State economists only forecast economic conditions and tax revenue for three fiscal years because there are too many variables to try to accurately predict what will happen beyond that timeframe. But if inflation averages 2.5% over the next decade and population growth projections are met, Proposition HH would grow the TABOR cap by more than $2 billion by 2032, when the measure would either expire or be renewed by the legislature.
Opponents of Proposition HH say their claim that the measure will eliminate refunds is based on the assumption that tax revenue will grow linearly by its 20-year geometric mean annual growth rate of about 4.2%. Under that scenario, however, the refunds still wouldn’t go away for many years.
“I’m just going off typical growth and I think that’s the safest thing to use,” said Michael Fields, who leads Advance Colorado Action, a conservative political nonprofit that is running ads opposing HH and claiming that the measure will eliminate TABOR refunds.
Proponents of Proposition HH point out that if the state’s tax revenues grow by 5% each year there will be enough TABOR surplus for refunds through the 10 years that Proposition HH is in effect.

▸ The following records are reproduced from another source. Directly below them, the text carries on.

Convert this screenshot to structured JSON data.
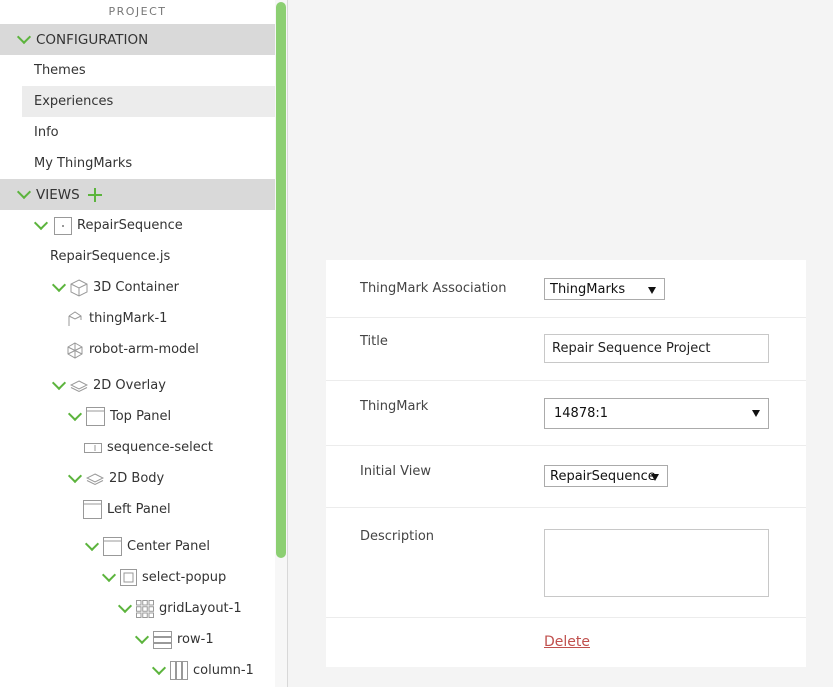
{
  "panel_title": "PROJECT",
  "configuration": {
    "header": "CONFIGURATION",
    "items": [
      "Themes",
      "Experiences",
      "Info",
      "My ThingMarks"
    ]
  },
  "views": {
    "header": "VIEWS",
    "tree": [
      {
        "label": "RepairSequence",
        "icon": "view-icon"
      },
      {
        "label": "RepairSequence.js",
        "icon": ""
      },
      {
        "label": "3D Container",
        "icon": "cube-icon"
      },
      {
        "label": "thingMark-1",
        "icon": "thingmark-icon"
      },
      {
        "label": "robot-arm-model",
        "icon": "model-icon"
      },
      {
        "label": "2D Overlay",
        "icon": "layers-icon"
      },
      {
        "label": "Top Panel",
        "icon": "panel-icon"
      },
      {
        "label": "sequence-select",
        "icon": "select-widget-icon"
      },
      {
        "label": "2D Body",
        "icon": "layers-icon"
      },
      {
        "label": "Left Panel",
        "icon": "panel-icon"
      },
      {
        "label": "Center Panel",
        "icon": "panel-icon"
      },
      {
        "label": "select-popup",
        "icon": "popup-icon"
      },
      {
        "label": "gridLayout-1",
        "icon": "grid-icon"
      },
      {
        "label": "row-1",
        "icon": "row-icon"
      },
      {
        "label": "column-1",
        "icon": "column-icon"
      }
    ]
  },
  "properties": {
    "thingmark_association": {
      "label": "ThingMark Association",
      "value": "ThingMarks"
    },
    "title": {
      "label": "Title",
      "value": "Repair Sequence Project"
    },
    "thingmark": {
      "label": "ThingMark",
      "value": "14878:1"
    },
    "initial_view": {
      "label": "Initial View",
      "value": "RepairSequence"
    },
    "description": {
      "label": "Description",
      "value": ""
    },
    "delete_label": "Delete"
  },
  "colors": {
    "accent": "#5cb43d",
    "scrollbar": "#8ccf72",
    "delete": "#c0504d"
  }
}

They concede, however, that such an economic circumstance is an “optimistic scenario.”
While it’s certain that Proposition HH would reduce the amount of TABOR surplus available for refunds each year it is in effect, only a crystal ball would be able to answer the question of whether the measure would prevent there from being TABOR refunds in a given year.
Economic conditions are the deciding factor.
And keep in mind that just because there aren’t TABOR refunds in one year doesn’t mean there won’t be refunds in the next — and vice versa.
Does Proposition HH “preserve” TABOR refunds?
There are no explicit protections for TABOR refunds in Proposition HH.
Again, the measure, if it passes, increases the chance that the TABOR cap won’t be exceeded in a given year. And since the 1 percentage point increase in the cap has a compounding effect over time, the chance of the cap not being exceeded because of the measure increases the longer Proposition HH is in effect.
At the very least, Proposition HH would diminish how much money Colorado taxpayers will receive each year.
The chart below shows estimates from nonpartisan legislative staff of how much less money Colorado taxpayers would receive in refunds over the next two years, based on their income levels, if the measure passes:
What happened the last time the state’s TABOR cap was raised
As we mentioned above, the state TABOR cap has only been raised by voters once since TABOR was adopted by voters in 1992.
Referendum C, passed in 2005, paused the state TABOR cap for five years and reset the baseline on the highest amount of annual revenue collected by the state during that five-year period. In essence, that allowed state spending to recover from the ensuing economic downturn, rather than being capped at a new low.
Since then, the state has been able to keep about $35 billion in revenue that it would have had to refund if Referendum C hadn’t passed. Even with that increase in government growth and spending, however, TABOR surpluses have persisted.